Other than those relatively minor misgivings, this is a landmark film and has set a high standard for feature length documentaries dealing with this relatively neglected subject. The two and a half hours went by very quickly, and I was even left wanting more. Director Kaye says he has lots more and could even make the material into a television series. I for one would be interested.

8.5/10(8.5/10) – my graphic doesn’t show half-points

El Ratón Pérez (The Hairy Tooth Fairy)

El Ratón Pérez (The Hairy Tooth Fairy)

El Ratón Pérez (The Hairy Tooth Fairy) (Argentina/Spain, director Juan Pablo Buscarini): I don’t think I can write a substantial review of this film since I was so sleepy during it. The week is catching up to me, and because I was with my wife and sitting in such a comfortable and dark environment, I dozed off a few times. The film itself was quite good, though. A combination of CGI and live-action, El Ratón Pérez is the story of what happens to children’s teeth when they place them under their pillows. Unlike in North American and northern European culture, the Latin American and Spanish legend is that a mouse named Mr. Perez takes the tooth away and replaces it with a coin.

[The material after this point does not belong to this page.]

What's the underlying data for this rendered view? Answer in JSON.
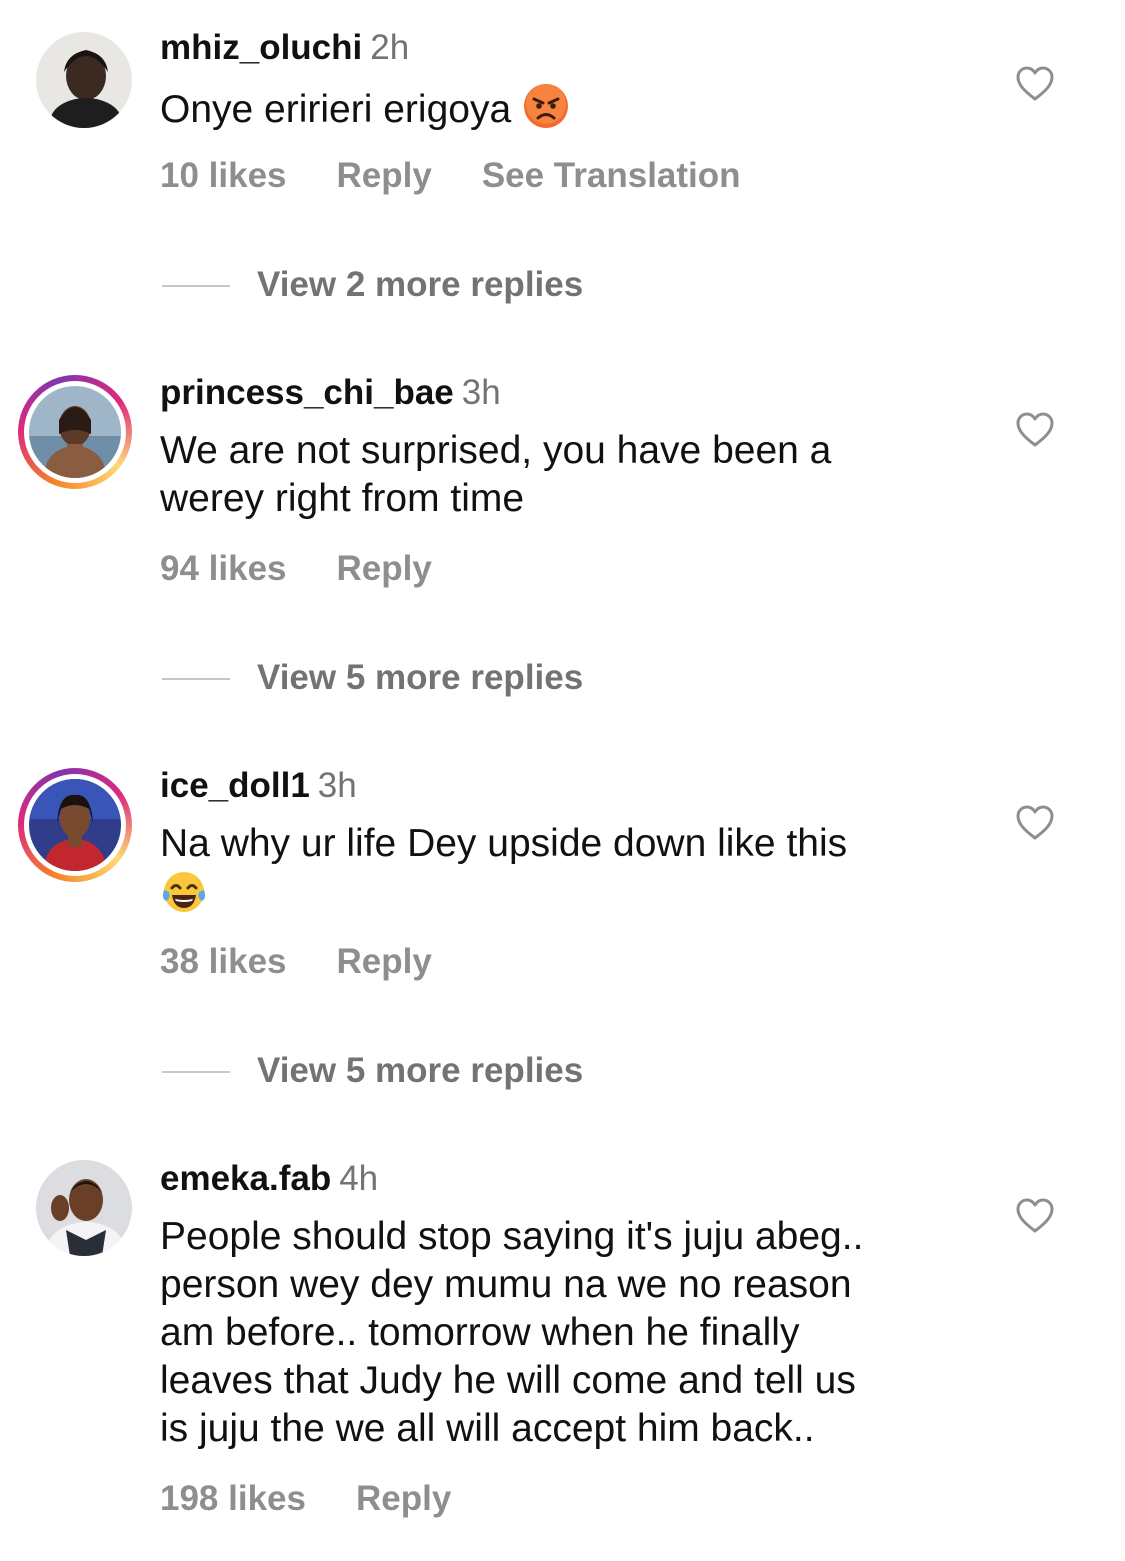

Nothing terribly original about the film, but it was well-made and charming, and the many children in the audience seemed to appreciate it. One distraction was that they had someone reading the English subtitles into a microphone for the younger viewers. Having that competing with the Spanish-language soundtrack as well as the subtitles made watching the film more difficult.

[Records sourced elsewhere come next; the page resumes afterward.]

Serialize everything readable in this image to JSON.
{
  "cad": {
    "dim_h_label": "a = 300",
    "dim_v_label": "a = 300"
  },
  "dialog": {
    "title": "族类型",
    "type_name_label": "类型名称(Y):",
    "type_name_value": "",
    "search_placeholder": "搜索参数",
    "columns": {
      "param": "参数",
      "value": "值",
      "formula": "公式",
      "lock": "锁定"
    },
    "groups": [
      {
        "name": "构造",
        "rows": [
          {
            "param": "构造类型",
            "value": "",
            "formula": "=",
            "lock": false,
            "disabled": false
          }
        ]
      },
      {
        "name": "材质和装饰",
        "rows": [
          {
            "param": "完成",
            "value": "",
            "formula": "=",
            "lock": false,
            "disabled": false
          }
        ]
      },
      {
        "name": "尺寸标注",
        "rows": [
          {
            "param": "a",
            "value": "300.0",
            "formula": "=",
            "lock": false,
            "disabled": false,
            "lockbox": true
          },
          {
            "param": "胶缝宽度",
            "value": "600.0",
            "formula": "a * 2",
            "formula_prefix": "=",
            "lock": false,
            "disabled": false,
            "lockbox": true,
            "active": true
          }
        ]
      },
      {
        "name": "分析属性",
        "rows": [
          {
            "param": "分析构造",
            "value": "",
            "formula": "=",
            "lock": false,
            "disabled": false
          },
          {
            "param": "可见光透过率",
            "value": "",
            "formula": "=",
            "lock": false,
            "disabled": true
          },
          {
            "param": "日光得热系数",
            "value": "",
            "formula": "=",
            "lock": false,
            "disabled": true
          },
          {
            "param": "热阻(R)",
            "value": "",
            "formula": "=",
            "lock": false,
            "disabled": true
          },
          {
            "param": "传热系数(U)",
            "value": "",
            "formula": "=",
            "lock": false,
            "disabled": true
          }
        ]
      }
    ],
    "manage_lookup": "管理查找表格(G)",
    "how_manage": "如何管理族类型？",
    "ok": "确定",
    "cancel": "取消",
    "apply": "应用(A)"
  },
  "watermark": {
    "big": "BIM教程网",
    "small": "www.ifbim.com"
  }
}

Visit the film’s web site




Exiled (Hong Kong/China, director Johnnie To): Among lovers of Hong Kong cinema, Johnnie To is legendary. He had three films showing in this year’s festival (Election (2005) and Election 2 (2006) screened together, as well as this film) and this was my first experience seeing one of his films. I’ll be seeking out some others. Exiled is an incredibly well-constructed film. It’s like a Swiss watch, with every scene precisely set up and choreographed and nothing wasted. To has created a self-contained world and set his characters loose in it. Set just around the time of Macau’s reversion to the Chinese government, it concerns a group of hit men who come together when their boss orders a hit on one of them. Two pairs of men arrive at the target’s new home. The first to warn him, the second to kill him. After a kinetic set piece involving three shooters, precisely 18 bullets, and the target’s wife and infant son, the group ends up helping still-alive Wo move furniture into his new place, before settling down to eat.

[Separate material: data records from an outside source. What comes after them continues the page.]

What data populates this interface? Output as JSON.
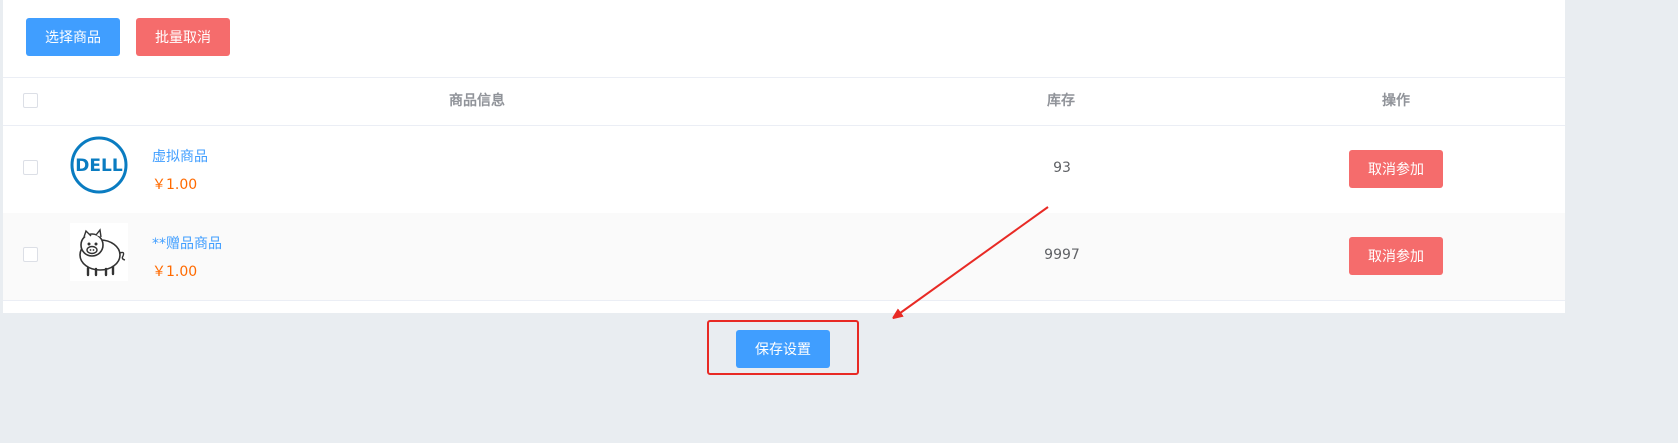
{
  "toolbar": {
    "select_label": "选择商品",
    "batch_cancel_label": "批量取消"
  },
  "table": {
    "headers": {
      "info": "商品信息",
      "stock": "库存",
      "operation": "操作"
    },
    "rows": [
      {
        "name": "虚拟商品",
        "price": "￥1.00",
        "stock": "93",
        "action": "取消参加",
        "thumb": "dell-logo-icon"
      },
      {
        "name": "**赠品商品",
        "price": "￥1.00",
        "stock": "9997",
        "action": "取消参加",
        "thumb": "pig-icon"
      }
    ]
  },
  "footer": {
    "save_label": "保存设置"
  },
  "colors": {
    "primary": "#409eff",
    "danger": "#f56c6c",
    "price": "#ff6a00",
    "annotation": "#e82a25"
  }
}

The mixture of action, comedy, and sentiment is probably a staple of Hong Kong gangster films, but I found it fresh. The plot continues when the assassins agree to give Wo some time to carry out one last job to make some cash for his soon to be widowed wife and orphaned child. Things don’t go as planned, however, and the film bumps along from set piece to set piece until an inevitable but satisfying end. Each choreographed set piece is set up in such a way as to heighten the anticipation, and you almost don’t mind that none of these trained killers seems to be a very good shot. It’s enough that they’re all ludicrously macho, swilling scotch from the bottle and smoking as they fire bullets at each other.

Seeing this one on the big screen is a must, just for the sound. The musical score, by Canadian Guy Zerafa, veered between James Bond and spaghetti westerns, with a bit of mournful harmonica thrown in. It worked perfectly, as did the fact that the viewer can hear every single shell casing hit the ground throughout the film. Even the gunshots themselves seemed different from those in American films, with less blast and more metallic sounds. It certainly helped create atmosphere. While this and the choreographed gunplay never let you forget you’re watching a created thing rather than any semblance of reality, that actually made me more appreciative of the creator. He’s certainly created another Johnnie To fan.

Visit the film’s web site